The story revolves around a young African king who is cast out from his family “into an unforgiving world.” To reclaim his throne and self-identity he must recognize himself, find out who he really is and also revisit the lessons of the past handed down by his ancestors. The album is rich in visual imagery, powerful commentary on womanhood, insights on nurturing and mothering and a jaw-dropping-screaming loud wardrobe, amazing choreography and cinematography that is breath-taking and simply spectacular.
The film is replete with lyrics that praise the black-skin and the indigenous culture. “Bless the body born celestial, beautiful in dark matter,” says Beyoncé over images of the baby’s first days on Earth. “Black is the color of my true love’s skin. Coils and hair catching centuries of prayer spread through smoke. You are welcome to come home to yourself. Let Black be synonymous with glory.” The album features global artists like Lord Afrixana and Wizkid. Kendrick Lamar, Pharrell Williams, Childish Gambino, Jay-Z also make an appearance to dole out lessons through songs that are fitting and melodious. The film is beautifully interwoven with the poetry of Warsan Shire and dialogue from The Lion King. Lupita Nyong’o, former Destiny’s Child bandmate Kelly Rowland, Naomi Campbell and Beyoncé‘s mother Tina Knowles-Lawson also make an appearance in the film’s catchiest number, Brown Skin Girl, an ode to Black women. Her children Blue Ivy and twins Rumi and Sir are also featured in Black Is King and the film is dedicated to the singer’s only son, Sir.
The film has been shot all over the globe right from New York, Los Angeles, South Africa, West Africa, London and Belgium. It is cinematically mesmerizing and has long shots of some of the most remarkable natural wonders and exotic locations. Black Is King took almost a year to film and is co-directed by Kwasi Fordjour, creative director at Beyoncé's Parkwood Entertainment. Other director credits include Emmanuel Adjei, Blitz Bazawule, Pierre Debusschere, Jenn Nkiru, Ibra Ake, Dikayl Rimmasch, Jake Nava and Dafe Oboro.
Beyoncé’s Black Is King presents Black as more that R&B and hiphop and red and purple costumes. It is raw, it is earthy and it has its own character.

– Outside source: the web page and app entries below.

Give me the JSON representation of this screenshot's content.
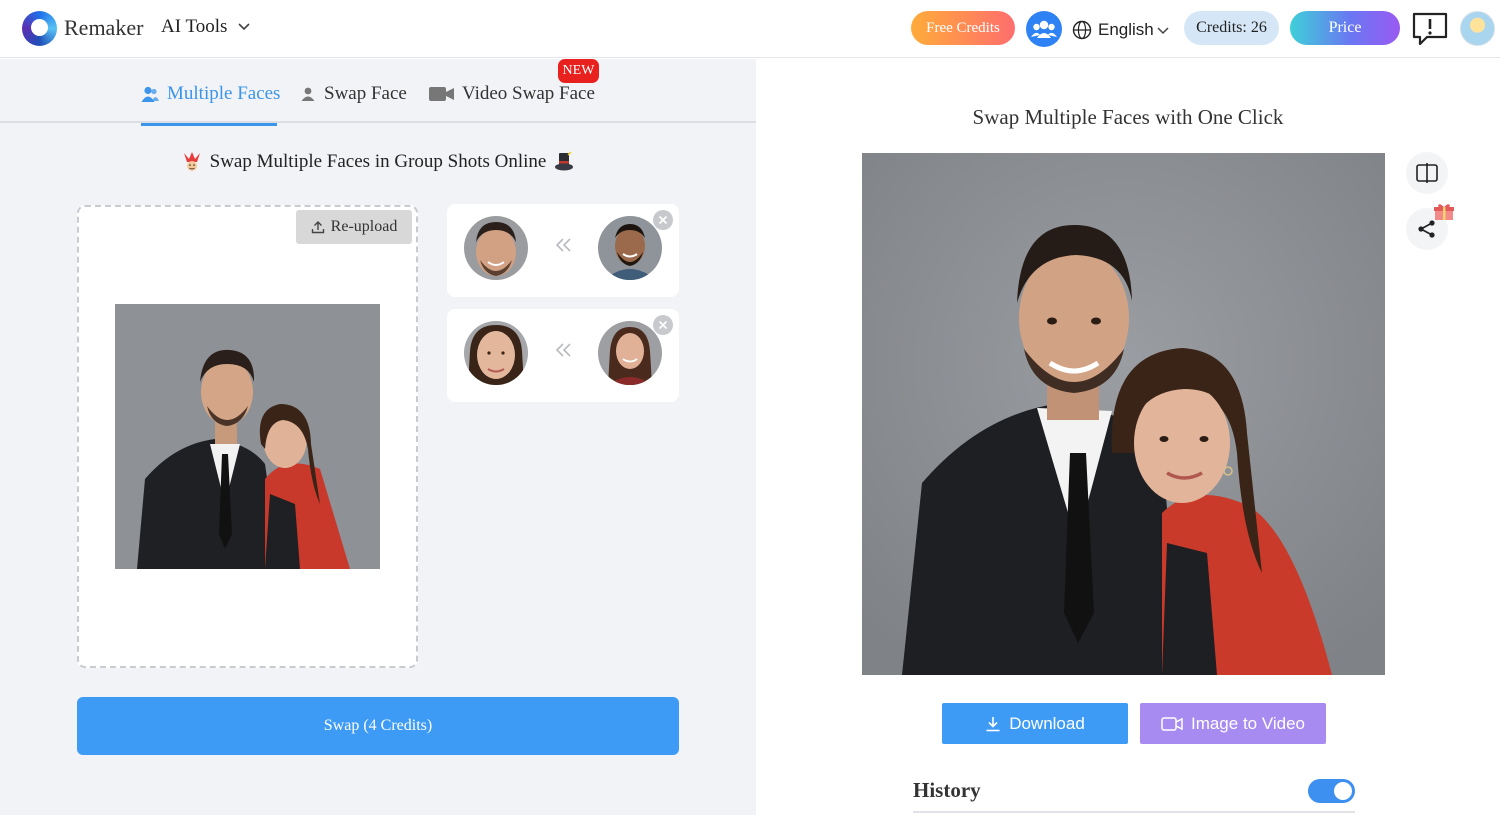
{
  "header": {
    "brand": "Remaker",
    "ai_tools_label": "AI Tools",
    "free_credits_label": "Free Credits",
    "language": "English",
    "credits_label": "Credits: 26",
    "price_label": "Price"
  },
  "tabs": [
    {
      "label": "Multiple Faces",
      "active": true
    },
    {
      "label": "Swap Face",
      "active": false
    },
    {
      "label": "Video Swap Face",
      "active": false,
      "badge": "NEW"
    }
  ],
  "left": {
    "subtitle": "Swap Multiple Faces in Group Shots Online",
    "reupload_label": "Re-upload",
    "face_pairs_count": 2,
    "swap_button_label": "Swap (4 Credits)"
  },
  "right": {
    "title": "Swap Multiple Faces with One Click",
    "download_label": "Download",
    "image_to_video_label": "Image to Video",
    "history_label": "History",
    "history_toggle_on": true
  },
  "colors": {
    "accent_blue": "#3d9bf6",
    "tab_active": "#3b95ea",
    "new_badge": "#e8201e",
    "image_to_video": "#a78bf0",
    "credits_pill": "#d5e6f6"
  },
  "icons": [
    "remaker-logo-icon",
    "chevron-down-icon",
    "community-icon",
    "globe-icon",
    "feedback-icon",
    "user-avatar-icon",
    "users-icon",
    "user-icon",
    "video-camera-icon",
    "upload-icon",
    "double-chevron-left-icon",
    "close-icon",
    "compare-icon",
    "share-icon",
    "gift-icon",
    "download-icon",
    "video-icon"
  ]
}
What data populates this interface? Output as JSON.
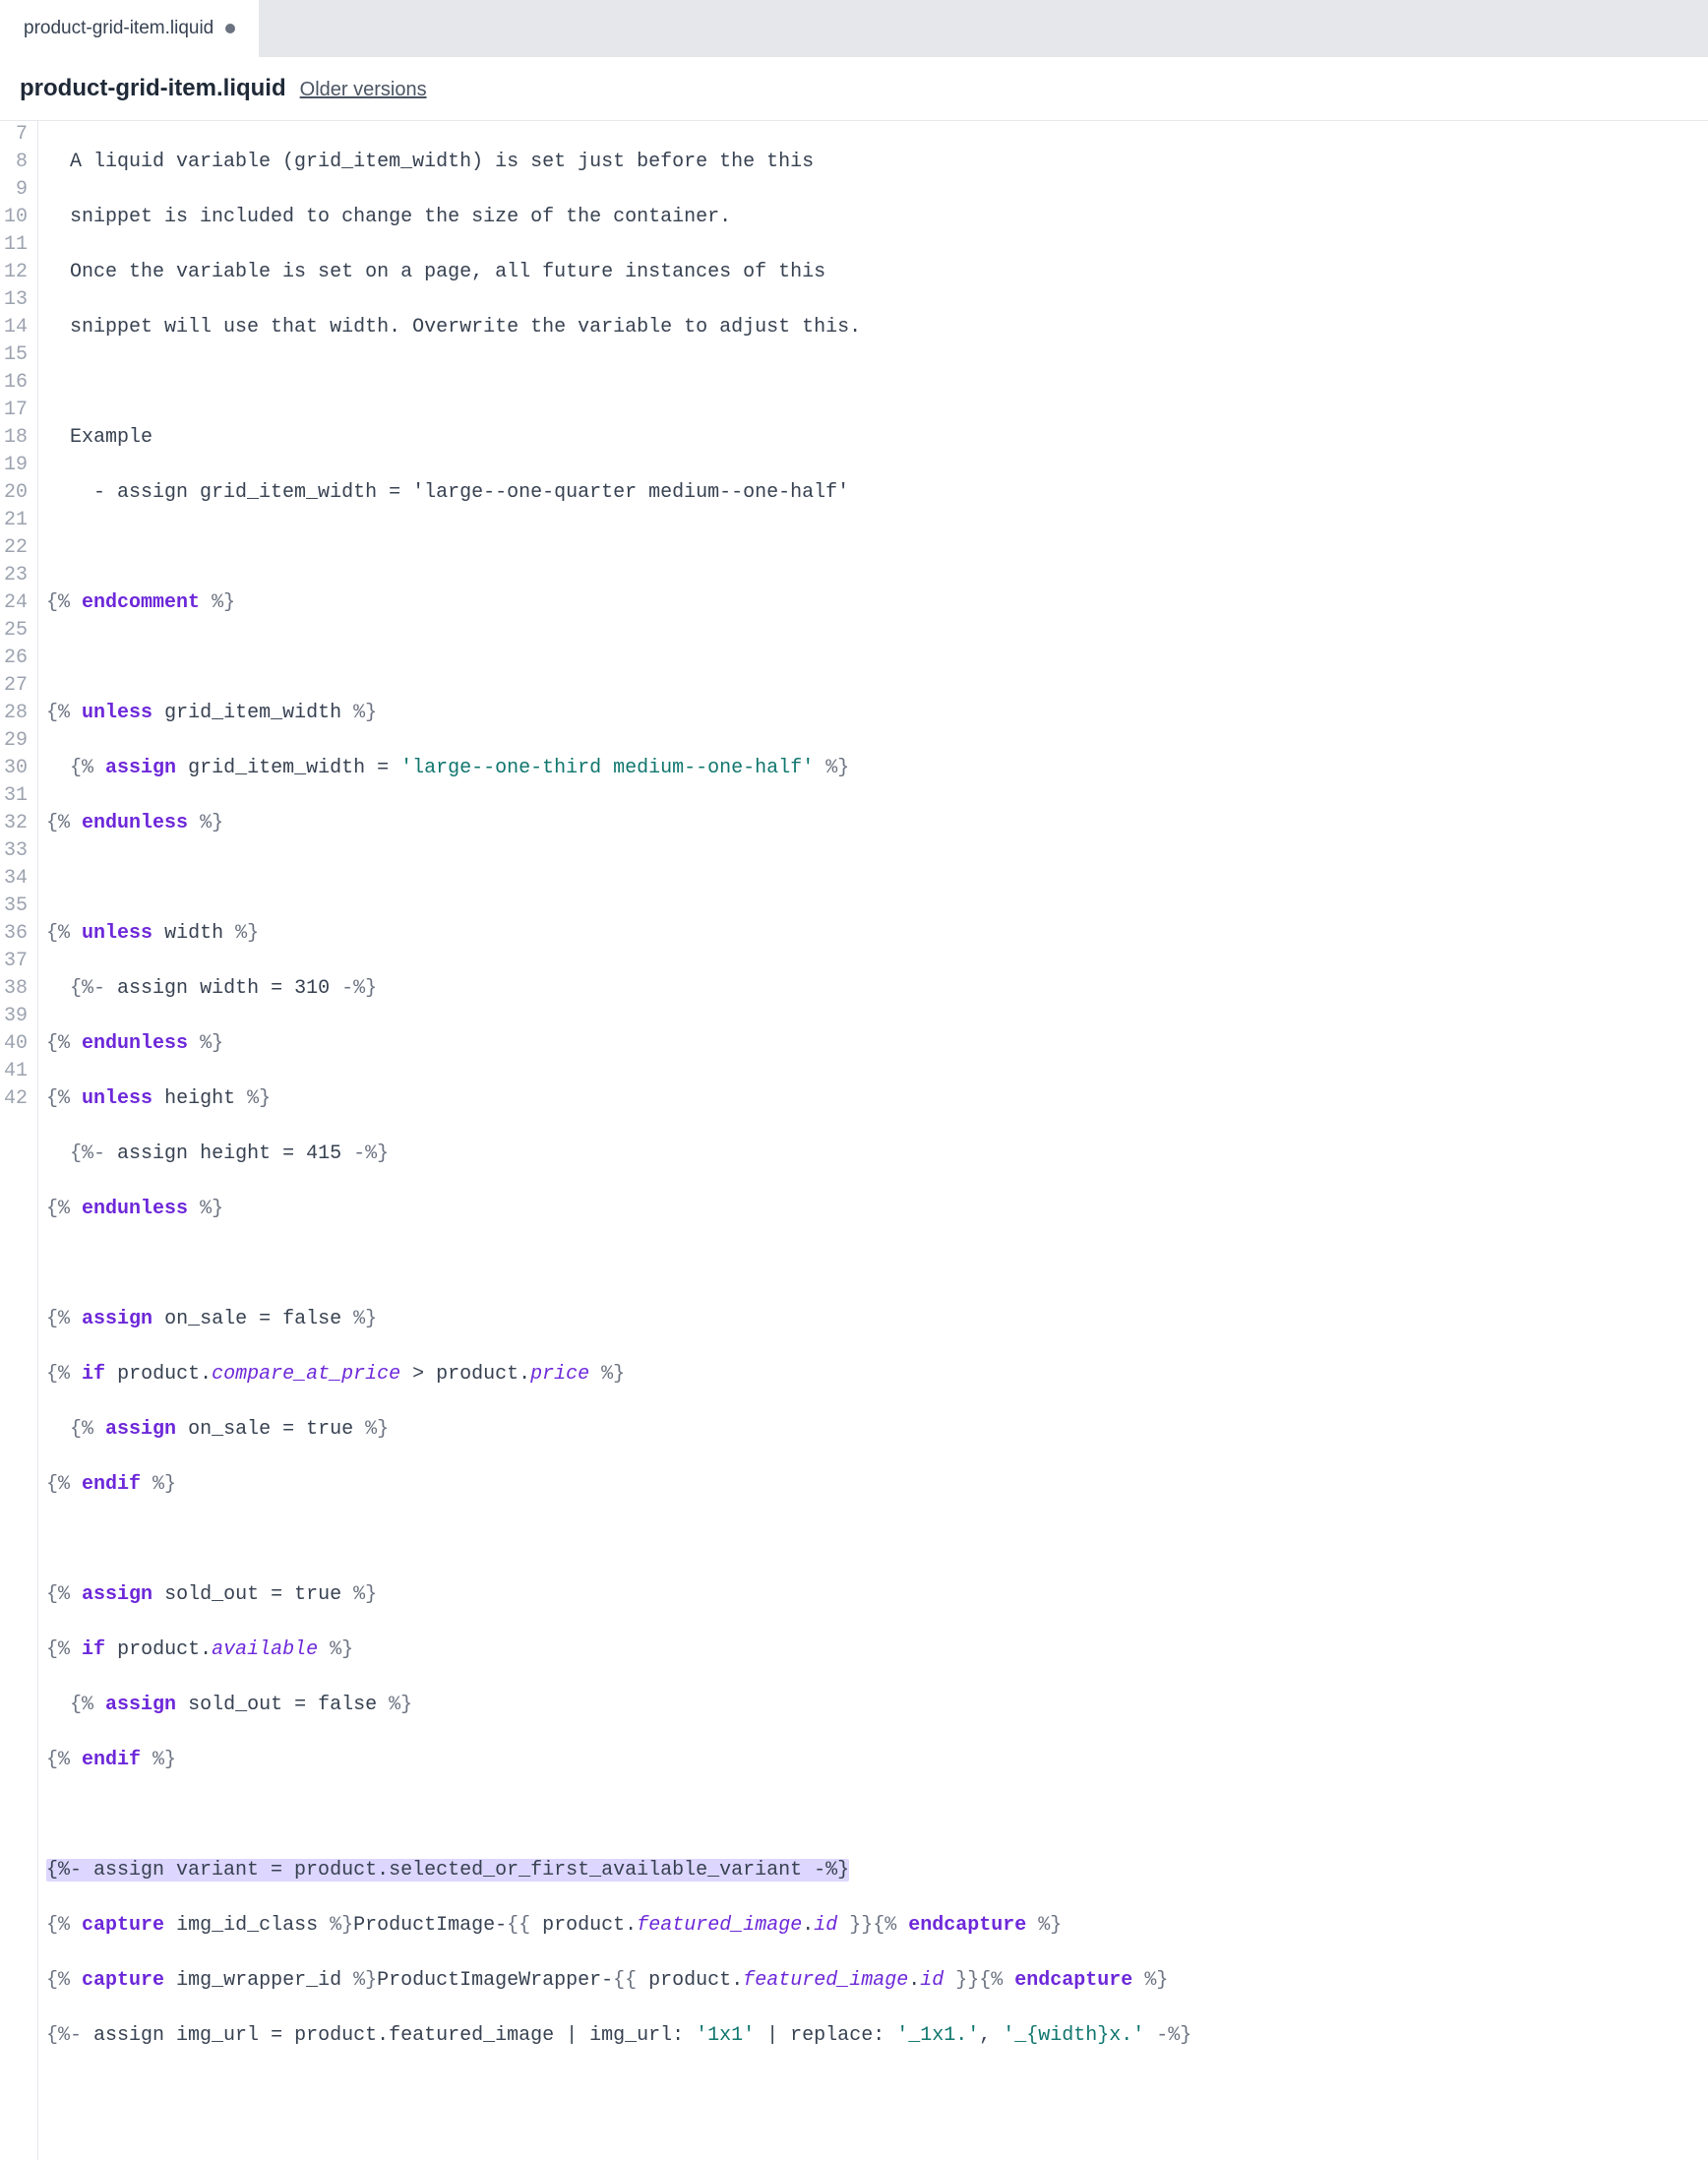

Black Is King is Beyoncé’s show and yet it is not. She appears pretty often on the scene but never overpowers the narrative and therein lies the beauty of it. Her wardrobe is reflective of the song and the emotion she wants to be depicted. It is not racy or sensual, yet it is godlike, ethereal as well as on point. The film has several Biblical references yet has a secular tone as it imbibes other traditions as well. It urges the Black community to think outside the religion box that Americanization forced them into. A voiceover in the album says, “You can’t wear a crown with your head down. I can’t say I believe in God and call myself a child of God and then not see myself as a God.” The film calls Black people to think themselves as equals and not parrot the line of being the vessels of God.
Black Is King is not perfect and might not appeal to many people given its main aim of reflecting the Black diaspora. However, it makes you applaud Beyoncé for going above and beyond the chalked out box and trying to make people break the shackles. It will give everyone the inspiration to take their rightful place in the Circle of Life. Black Is King is a stunning visual display of a riot of colours, imagery and symbolism and is a very watchable and highly recommended piece of art.
PeepingMoon.com gives Black Is King 4 Moons